◆ Problem to work on
A complete response lists each line of the data below that includes the word "title".

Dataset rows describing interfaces
....................
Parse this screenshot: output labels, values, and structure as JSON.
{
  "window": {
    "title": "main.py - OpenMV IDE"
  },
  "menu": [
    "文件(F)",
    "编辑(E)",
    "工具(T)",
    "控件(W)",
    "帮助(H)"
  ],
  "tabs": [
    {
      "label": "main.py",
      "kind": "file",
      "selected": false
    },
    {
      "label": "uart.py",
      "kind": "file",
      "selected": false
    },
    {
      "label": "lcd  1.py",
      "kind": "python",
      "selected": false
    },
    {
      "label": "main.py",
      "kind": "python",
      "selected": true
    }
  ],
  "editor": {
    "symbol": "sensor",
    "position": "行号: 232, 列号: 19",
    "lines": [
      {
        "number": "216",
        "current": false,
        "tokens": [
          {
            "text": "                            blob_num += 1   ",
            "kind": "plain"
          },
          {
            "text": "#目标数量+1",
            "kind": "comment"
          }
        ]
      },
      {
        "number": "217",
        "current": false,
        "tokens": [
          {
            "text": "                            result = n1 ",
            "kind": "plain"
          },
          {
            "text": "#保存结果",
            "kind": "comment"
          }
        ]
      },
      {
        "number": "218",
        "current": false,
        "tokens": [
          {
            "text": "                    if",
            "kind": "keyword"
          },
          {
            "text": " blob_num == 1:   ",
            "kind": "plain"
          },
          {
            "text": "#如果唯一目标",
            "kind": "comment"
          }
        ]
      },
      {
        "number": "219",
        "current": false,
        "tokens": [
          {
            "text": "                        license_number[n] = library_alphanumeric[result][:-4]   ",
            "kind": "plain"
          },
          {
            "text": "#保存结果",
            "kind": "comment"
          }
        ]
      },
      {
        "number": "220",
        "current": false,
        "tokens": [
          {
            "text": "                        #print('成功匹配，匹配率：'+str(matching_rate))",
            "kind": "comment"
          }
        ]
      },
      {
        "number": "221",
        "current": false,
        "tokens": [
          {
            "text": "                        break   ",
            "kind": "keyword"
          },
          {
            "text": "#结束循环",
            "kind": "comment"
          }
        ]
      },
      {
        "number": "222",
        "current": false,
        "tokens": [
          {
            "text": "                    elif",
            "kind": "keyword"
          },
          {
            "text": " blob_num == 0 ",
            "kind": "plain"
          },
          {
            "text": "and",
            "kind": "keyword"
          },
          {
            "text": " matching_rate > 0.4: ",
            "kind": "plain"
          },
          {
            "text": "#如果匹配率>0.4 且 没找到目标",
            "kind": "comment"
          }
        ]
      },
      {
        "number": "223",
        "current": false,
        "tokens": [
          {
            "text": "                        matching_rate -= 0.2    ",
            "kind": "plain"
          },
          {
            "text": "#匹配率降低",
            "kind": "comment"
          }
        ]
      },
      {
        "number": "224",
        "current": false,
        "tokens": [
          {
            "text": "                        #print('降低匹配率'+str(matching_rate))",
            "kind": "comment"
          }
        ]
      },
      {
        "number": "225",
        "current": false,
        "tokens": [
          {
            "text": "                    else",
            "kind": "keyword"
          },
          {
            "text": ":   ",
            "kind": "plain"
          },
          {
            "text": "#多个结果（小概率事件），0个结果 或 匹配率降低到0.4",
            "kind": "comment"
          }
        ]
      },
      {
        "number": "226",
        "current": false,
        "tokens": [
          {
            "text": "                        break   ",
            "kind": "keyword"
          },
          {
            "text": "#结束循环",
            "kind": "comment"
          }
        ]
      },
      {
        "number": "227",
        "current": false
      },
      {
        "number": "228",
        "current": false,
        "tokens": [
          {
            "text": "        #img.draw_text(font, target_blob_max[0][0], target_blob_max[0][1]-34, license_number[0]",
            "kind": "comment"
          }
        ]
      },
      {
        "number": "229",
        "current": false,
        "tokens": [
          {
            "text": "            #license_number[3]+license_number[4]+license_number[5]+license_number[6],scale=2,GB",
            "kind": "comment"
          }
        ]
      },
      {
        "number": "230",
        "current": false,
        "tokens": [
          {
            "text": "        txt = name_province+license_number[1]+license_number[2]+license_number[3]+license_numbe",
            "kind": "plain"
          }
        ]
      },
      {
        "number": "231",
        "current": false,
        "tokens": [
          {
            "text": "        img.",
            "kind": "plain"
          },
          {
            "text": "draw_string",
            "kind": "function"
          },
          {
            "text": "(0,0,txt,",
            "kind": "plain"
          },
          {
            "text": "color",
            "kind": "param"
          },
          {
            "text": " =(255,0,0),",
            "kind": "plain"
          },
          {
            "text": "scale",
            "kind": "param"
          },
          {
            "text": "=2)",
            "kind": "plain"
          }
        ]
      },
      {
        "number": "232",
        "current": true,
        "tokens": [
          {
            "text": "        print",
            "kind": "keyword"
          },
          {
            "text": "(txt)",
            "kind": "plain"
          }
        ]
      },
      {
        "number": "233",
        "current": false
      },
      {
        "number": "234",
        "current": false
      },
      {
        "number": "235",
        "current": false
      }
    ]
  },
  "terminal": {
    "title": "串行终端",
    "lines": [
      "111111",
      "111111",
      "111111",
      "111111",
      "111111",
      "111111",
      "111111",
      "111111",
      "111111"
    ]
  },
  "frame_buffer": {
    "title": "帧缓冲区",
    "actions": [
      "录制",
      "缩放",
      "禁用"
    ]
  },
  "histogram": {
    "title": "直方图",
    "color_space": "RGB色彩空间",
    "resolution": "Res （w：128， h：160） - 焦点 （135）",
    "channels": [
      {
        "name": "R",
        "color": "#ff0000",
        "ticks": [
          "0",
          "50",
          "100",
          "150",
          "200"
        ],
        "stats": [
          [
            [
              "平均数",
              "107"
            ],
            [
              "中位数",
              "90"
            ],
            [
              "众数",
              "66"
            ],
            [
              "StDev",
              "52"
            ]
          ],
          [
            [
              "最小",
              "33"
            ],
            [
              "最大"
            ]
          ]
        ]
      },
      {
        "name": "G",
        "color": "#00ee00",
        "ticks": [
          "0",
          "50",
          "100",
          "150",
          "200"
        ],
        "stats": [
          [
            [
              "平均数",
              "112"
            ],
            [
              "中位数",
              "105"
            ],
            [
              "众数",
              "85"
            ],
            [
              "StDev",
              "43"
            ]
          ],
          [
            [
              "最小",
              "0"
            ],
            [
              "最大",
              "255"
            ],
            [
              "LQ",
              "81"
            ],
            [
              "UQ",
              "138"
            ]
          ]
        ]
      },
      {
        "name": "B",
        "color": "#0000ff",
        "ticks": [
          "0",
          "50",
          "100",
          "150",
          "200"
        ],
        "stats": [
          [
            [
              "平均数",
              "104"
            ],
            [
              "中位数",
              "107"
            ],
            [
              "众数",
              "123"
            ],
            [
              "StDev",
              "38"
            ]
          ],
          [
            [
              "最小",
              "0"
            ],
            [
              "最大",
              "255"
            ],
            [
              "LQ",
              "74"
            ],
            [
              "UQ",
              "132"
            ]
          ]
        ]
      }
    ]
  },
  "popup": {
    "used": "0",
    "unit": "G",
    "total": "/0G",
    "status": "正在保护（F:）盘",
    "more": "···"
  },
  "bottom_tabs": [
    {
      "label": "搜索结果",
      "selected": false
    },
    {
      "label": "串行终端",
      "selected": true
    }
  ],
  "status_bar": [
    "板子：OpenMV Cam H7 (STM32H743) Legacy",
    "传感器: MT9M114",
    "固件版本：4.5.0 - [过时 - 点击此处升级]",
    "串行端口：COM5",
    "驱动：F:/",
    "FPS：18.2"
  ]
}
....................
◆ Answer to this exercise
    "title": "main.py - OpenMV IDE"
    "title": "串行终端",
    "title": "帧缓冲区",
    "title": "直方图",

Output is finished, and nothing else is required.